Water supplies are on the minds of many as droughts are ravaging much of the South and beginning to creep up the East Coast and Midwest. One town in North Texas even turned its residential water supplies off because it simply ran out.
Such drought-caused water shortages are jetting the issue of water supplies into the mainstream – NPR ran a piece this morning chronicling what everyone in the water industry knows to be the biggest obstacle to the technology: Squeamish people uncomfortable with the idea that the water they are drinking, washing their hands with and cooking with once whooshed out the bowl of someone’s toilet or down the drain of a shower.

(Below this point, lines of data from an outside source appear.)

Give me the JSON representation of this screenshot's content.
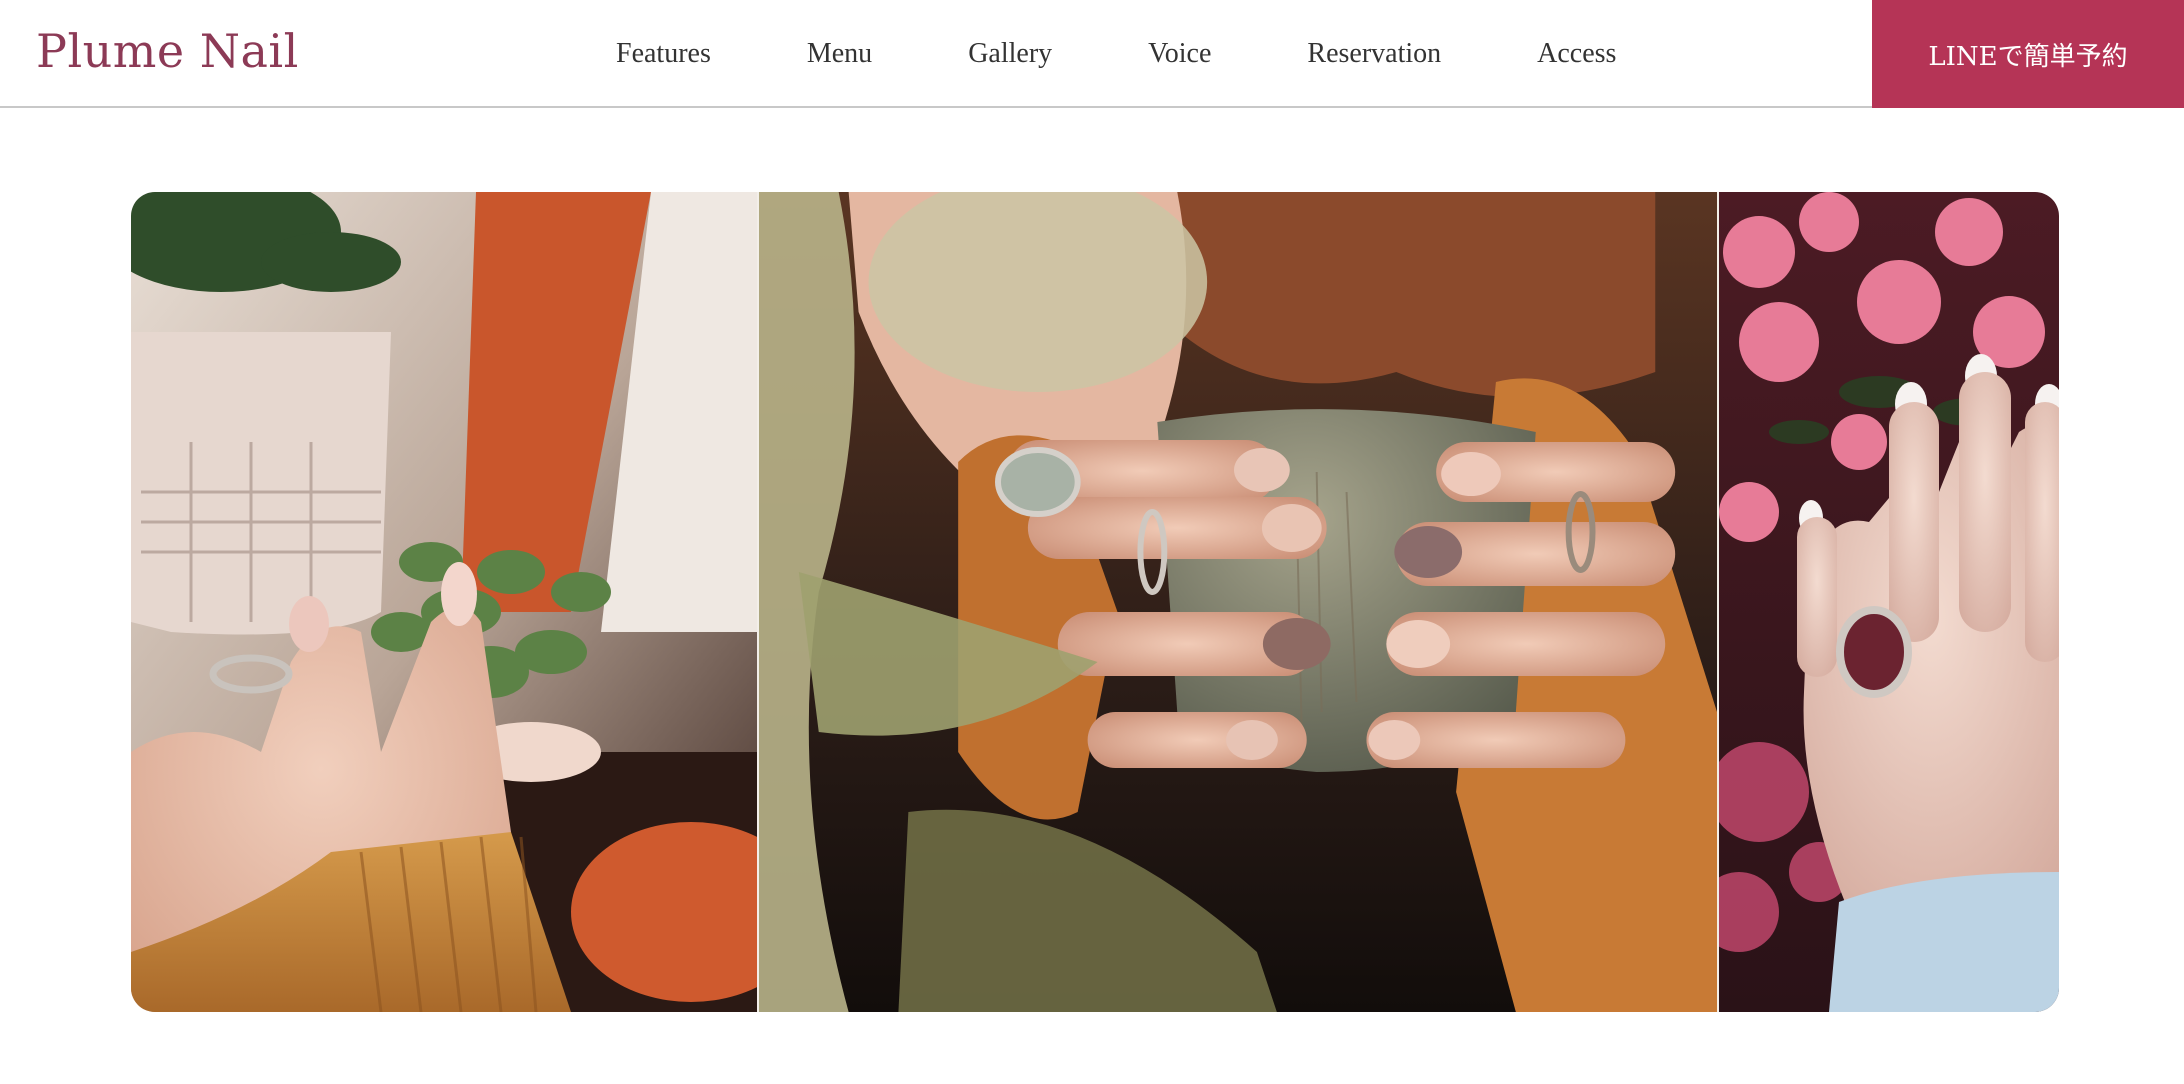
{
  "brand": {
    "logo_text": "Plume Nail",
    "accent_color": "#b53456",
    "logo_color": "#8c3a56"
  },
  "nav": {
    "items": [
      {
        "label": "Features"
      },
      {
        "label": "Menu"
      },
      {
        "label": "Gallery"
      },
      {
        "label": "Voice"
      },
      {
        "label": "Reservation"
      },
      {
        "label": "Access"
      }
    ]
  },
  "cta": {
    "label": "LINEで簡単予約"
  },
  "hero": {
    "photos": [
      {
        "subject": "hand-with-pink-nails-and-plants"
      },
      {
        "subject": "hands-holding-ceramic-cup"
      },
      {
        "subject": "hand-with-ring-and-pink-flowers"
      }
    ]
  }
}
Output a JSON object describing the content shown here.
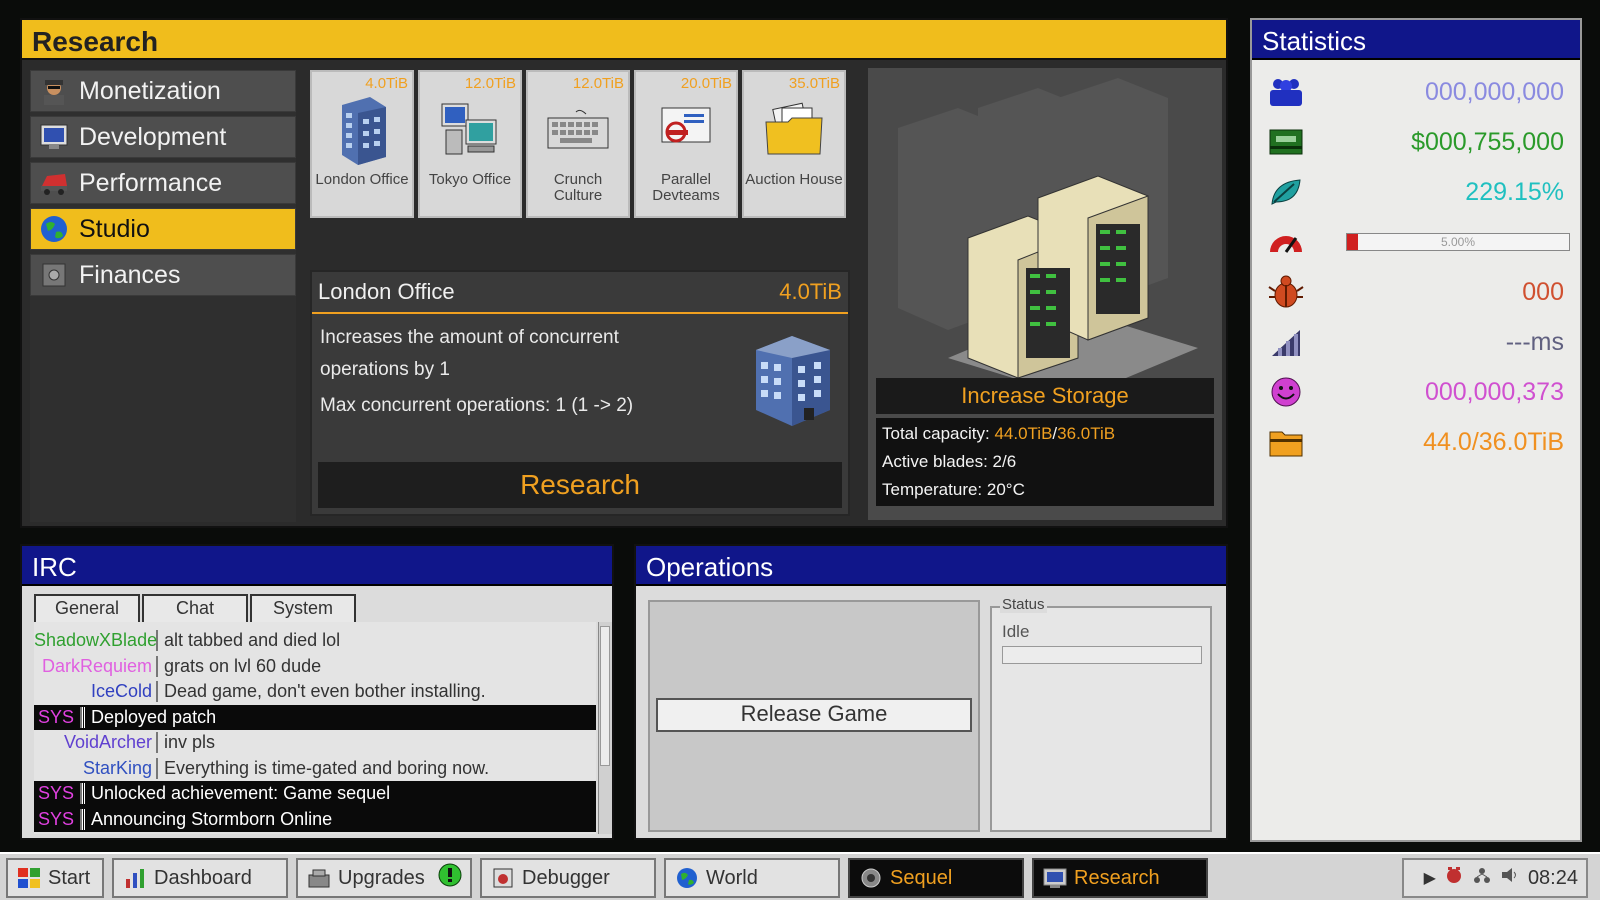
{
  "research": {
    "title": "Research",
    "categories": [
      {
        "label": "Monetization",
        "icon": "spy-icon"
      },
      {
        "label": "Development",
        "icon": "monitor-icon"
      },
      {
        "label": "Performance",
        "icon": "racecar-icon"
      },
      {
        "label": "Studio",
        "icon": "globe-icon",
        "active": true
      },
      {
        "label": "Finances",
        "icon": "safe-icon"
      }
    ],
    "cards": [
      {
        "label": "London Office",
        "cost": "4.0TiB",
        "icon": "office-building-icon"
      },
      {
        "label": "Tokyo Office",
        "cost": "12.0TiB",
        "icon": "workstation-icon"
      },
      {
        "label": "Crunch Culture",
        "cost": "12.0TiB",
        "icon": "keyboard-icon"
      },
      {
        "label": "Parallel Devteams",
        "cost": "20.0TiB",
        "icon": "letter-icon"
      },
      {
        "label": "Auction House",
        "cost": "35.0TiB",
        "icon": "folder-icon"
      }
    ],
    "detail": {
      "title": "London Office",
      "cost": "4.0TiB",
      "desc1": "Increases the amount of concurrent",
      "desc2": "operations by 1",
      "desc3": "Max concurrent operations: 1 (1 -> 2)",
      "button": "Research"
    },
    "storage": {
      "button": "Increase Storage",
      "capacity_label": "Total capacity: ",
      "capacity_used": "44.0TiB",
      "capacity_sep": "/",
      "capacity_total": "36.0TiB",
      "blades": "Active blades: 2/6",
      "temperature": "Temperature: 20°C"
    }
  },
  "statistics": {
    "title": "Statistics",
    "rows": [
      {
        "icon": "users-icon",
        "value": "000,000,000",
        "color": "#8a8ae0"
      },
      {
        "icon": "cash-icon",
        "value": "$000,755,000",
        "color": "#2a9a2a"
      },
      {
        "icon": "leaf-icon",
        "value": "229.15%",
        "color": "#20c0c0"
      },
      {
        "icon": "gauge-icon",
        "value": "5.00%",
        "color": "#d02020",
        "progress": 0.05
      },
      {
        "icon": "bug-icon",
        "value": "000",
        "color": "#d05030"
      },
      {
        "icon": "signal-icon",
        "value": "---ms",
        "color": "#606080"
      },
      {
        "icon": "smiley-icon",
        "value": "000,000,373",
        "color": "#d050d0"
      },
      {
        "icon": "storage-folder-icon",
        "value": "44.0/36.0TiB",
        "color": "#f09020"
      }
    ]
  },
  "irc": {
    "title": "IRC",
    "tabs": [
      "General",
      "Chat",
      "System"
    ],
    "messages": [
      {
        "nick": "ShadowXBlade",
        "text": "alt tabbed and died lol",
        "color": "#30a030"
      },
      {
        "nick": "DarkRequiem",
        "text": "grats on lvl 60 dude",
        "color": "#e060e0"
      },
      {
        "nick": "IceCold",
        "text": "Dead game, don't even bother installing.",
        "color": "#3040c0"
      },
      {
        "nick": "SYS",
        "text": "Deployed patch",
        "sys": true
      },
      {
        "nick": "VoidArcher",
        "text": "inv pls",
        "color": "#6040d0"
      },
      {
        "nick": "StarKing",
        "text": "Everything is time-gated and boring now.",
        "color": "#3050c0"
      },
      {
        "nick": "SYS",
        "text": "Unlocked achievement: Game sequel",
        "sys": true
      },
      {
        "nick": "SYS",
        "text": "Announcing Stormborn Online",
        "sys": true
      }
    ]
  },
  "operations": {
    "title": "Operations",
    "button": "Release Game",
    "status_legend": "Status",
    "status_value": "Idle"
  },
  "taskbar": {
    "start": "Start",
    "items": [
      "Dashboard",
      "Upgrades",
      "Debugger",
      "World",
      "Sequel",
      "Research"
    ],
    "clock": "08:24"
  }
}
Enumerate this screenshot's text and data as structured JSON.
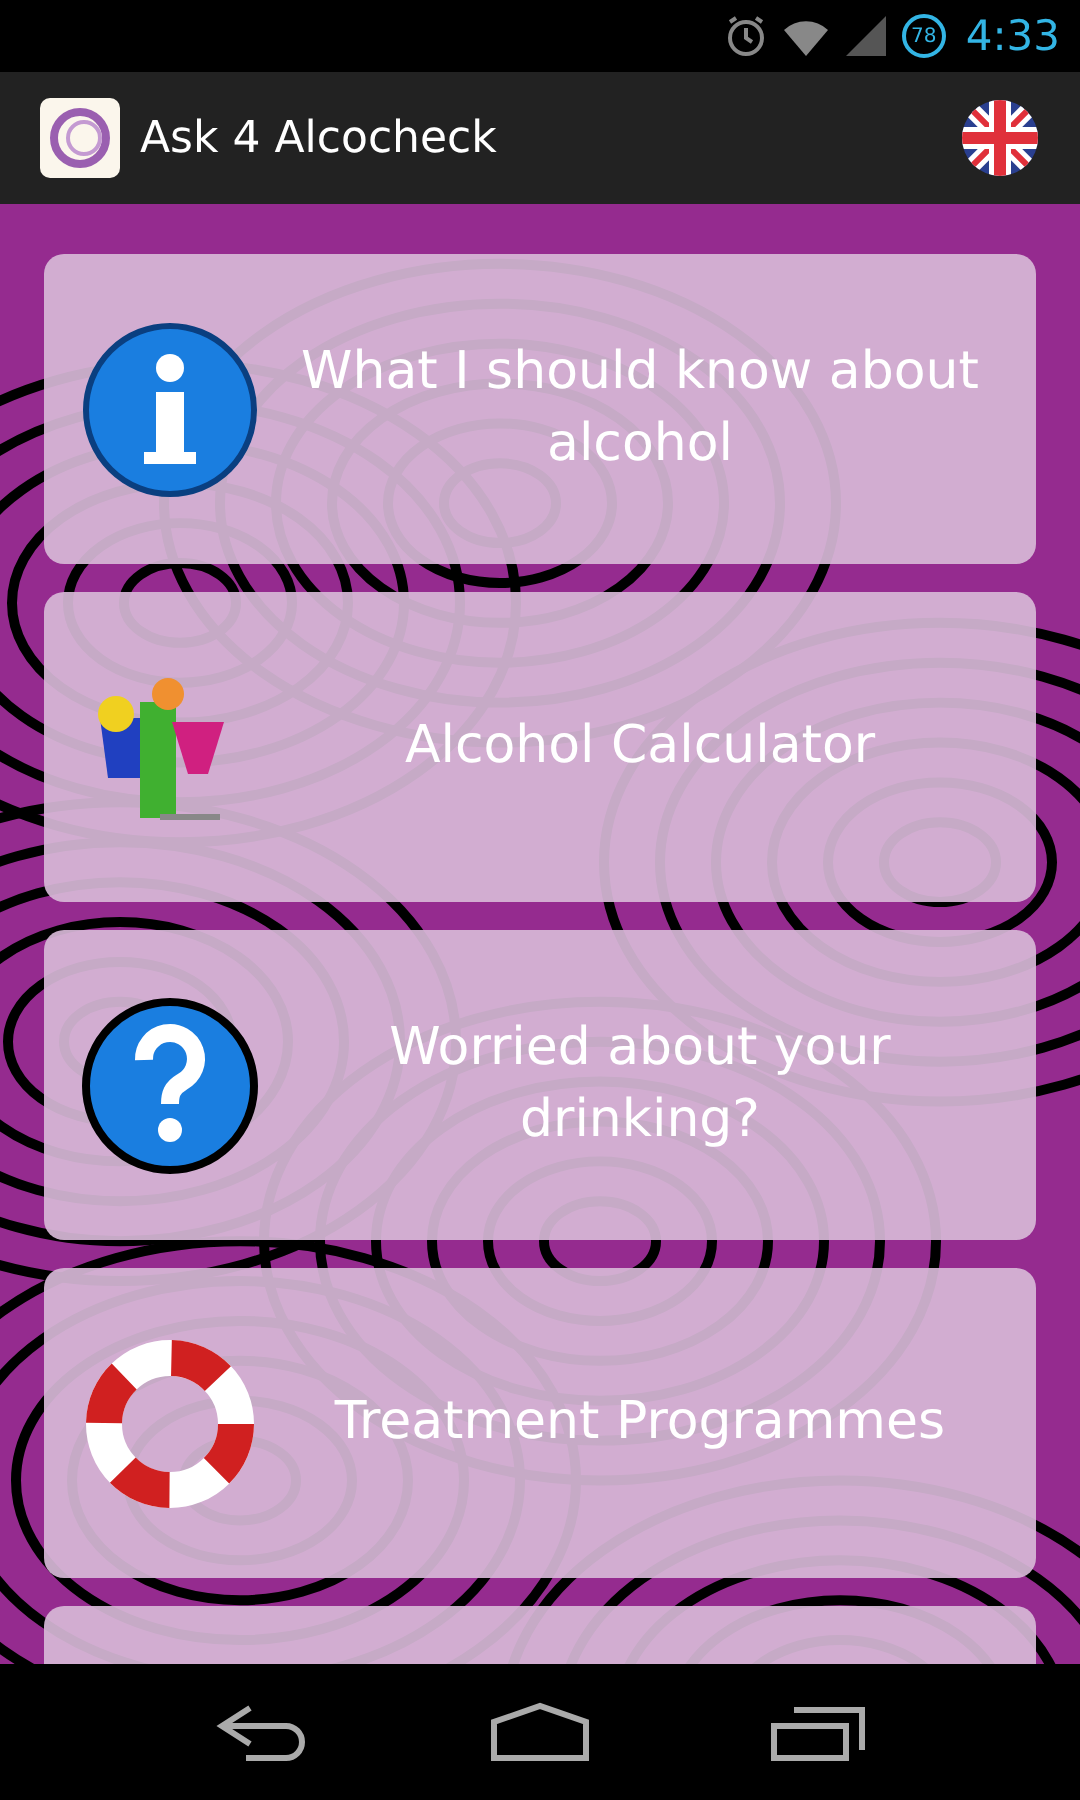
{
  "status_bar": {
    "battery": "78",
    "time": "4:33"
  },
  "app_bar": {
    "title": "Ask 4 Alcocheck"
  },
  "menu": [
    {
      "kind": "info",
      "label": "What I should know about alcohol"
    },
    {
      "kind": "cocktail",
      "label": "Alcohol Calculator"
    },
    {
      "kind": "question",
      "label": "Worried about your drinking?"
    },
    {
      "kind": "lifebuoy",
      "label": "Treatment Programmes"
    }
  ]
}
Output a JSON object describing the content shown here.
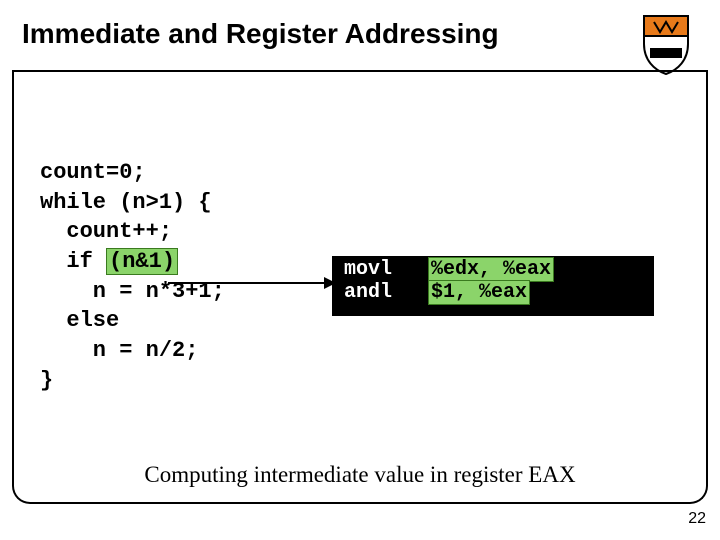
{
  "title": "Immediate and Register Addressing",
  "c_code": {
    "l1": "count=0;",
    "l2": "while (n>1) {",
    "l3": "  count++;",
    "l4a": "  if ",
    "l4_hl": "(n&1)",
    "l5": "    n = n*3+1;",
    "l6": "  else",
    "l7": "    n = n/2;",
    "l8": "}"
  },
  "asm": {
    "r1_op": "movl",
    "r1_args": "%edx, %eax",
    "r2_op": "andl",
    "r2_args": "$1, %eax"
  },
  "caption": "Computing intermediate value in register EAX",
  "page_number": "22",
  "colors": {
    "highlight": "#8bd46a",
    "asm_bg": "#000000"
  }
}
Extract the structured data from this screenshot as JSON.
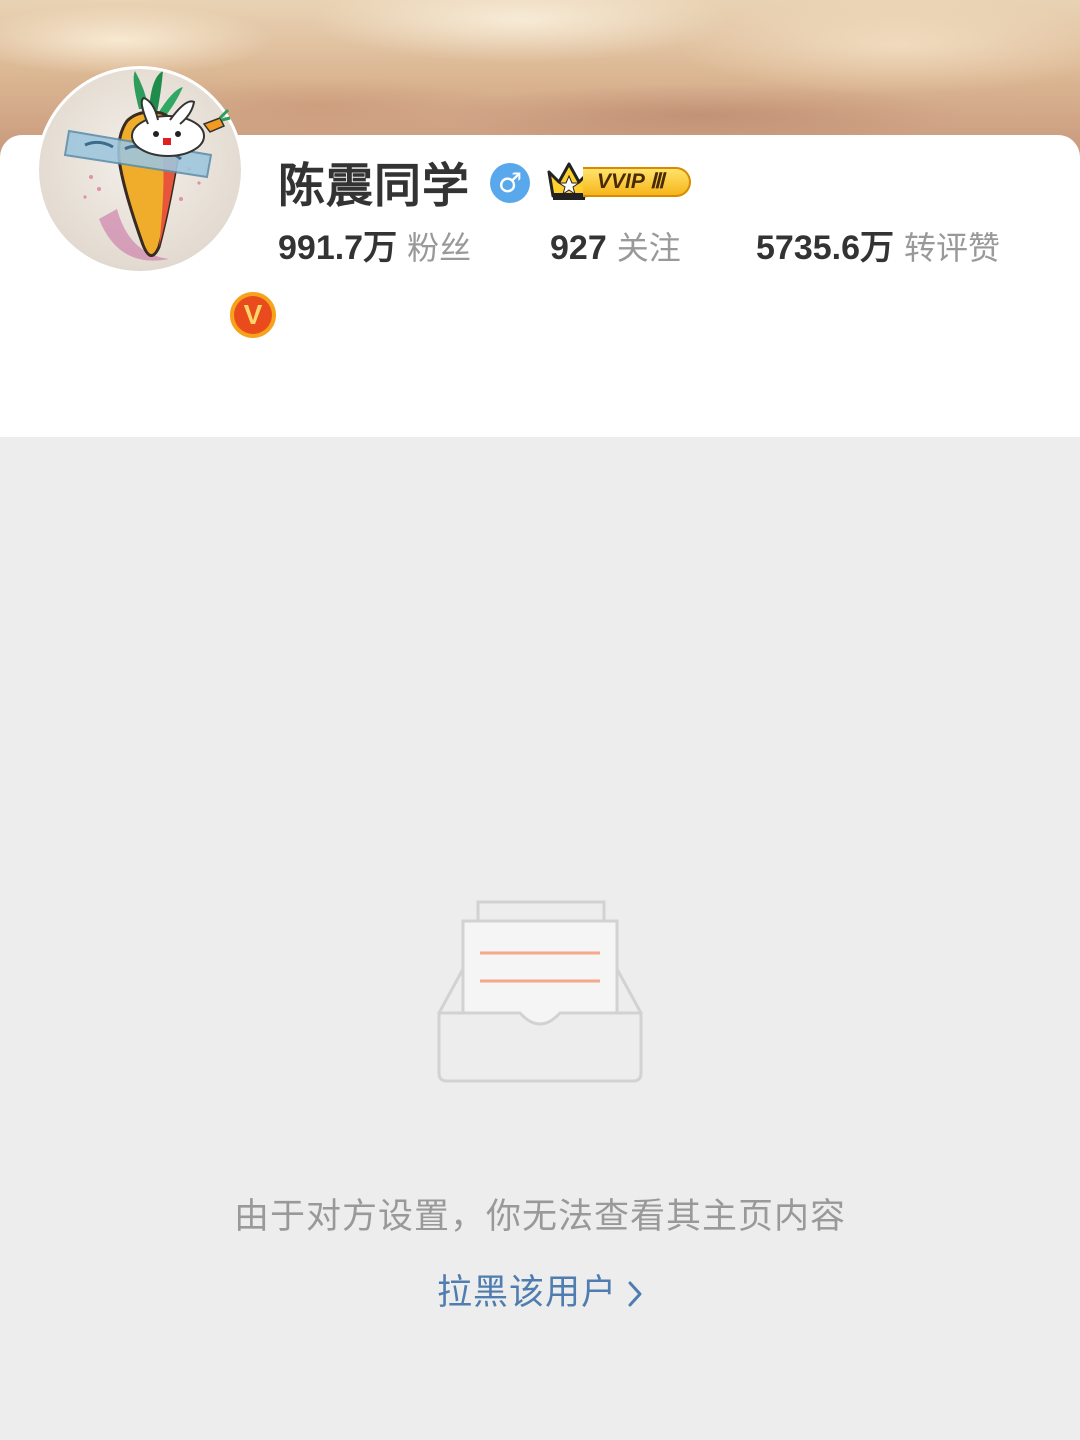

It doesn’t matter that, as nearly everyone learned in grade school about the water cycle, the “clean” water that spews from taps is the same water that has cycled through this system for millennia. Before it made its way into the utility’s system, that water may have spent time cooling a power plant, providing a home to fish in a river or sustaining a dinosaur. When wastewater plants are done treating dirty water, they release it back into the environment, where it rejoins the water cycle and will someday be picked up by the intake pipe of another utility. “Recycling” water simply takes out this middle step.
But people have a hard time internalizing this, which is why recycling hasn’t caught on. And frankly, that’s a bit frustrating. In times of water shortages, people often wistfully look to desalinization as a panacea – if only we could desalinate all this seawater at a lower cost! All our problems would be over. But water recycling is viable and cost-effective right now. Water recycling could mitigate the shortages caused by this historic draught. In fact, several countries have already turned to the technology to supply their needs, including Singapore and some areas of Australia. Even astronauts have been experimenting with recycling all the water on board their spacecrafts.
A concerted public awareness campaign has the power to combat the misunderstanding that keeps utilities from being able to begin recycling water. We’ve convinced people that smoking is detrimental to lung health, that we should be screened for colon cancer and that drunken driving is not an option. Some celebrity spokesmen and a barrage of PSAs—not to mention wholehearted support from our governmental leaders—could do much to show the public that recycled wastewater is no different from the water they drink every day. Indeed, isn’t real leadership implementing policies that are beneficial for your constituency regardless of whether they’re popular?
As the droughts continue – NOAA estimates that most of the ongoing droughts will persist
– and water shortages continue to plague the South, I hope that local leaders will realize this and turn to recycling. Instead of parched earth and lawn-watering restrictions, we could be secure in the water we have.
Posted by Laura Williams on Aug 16, 2011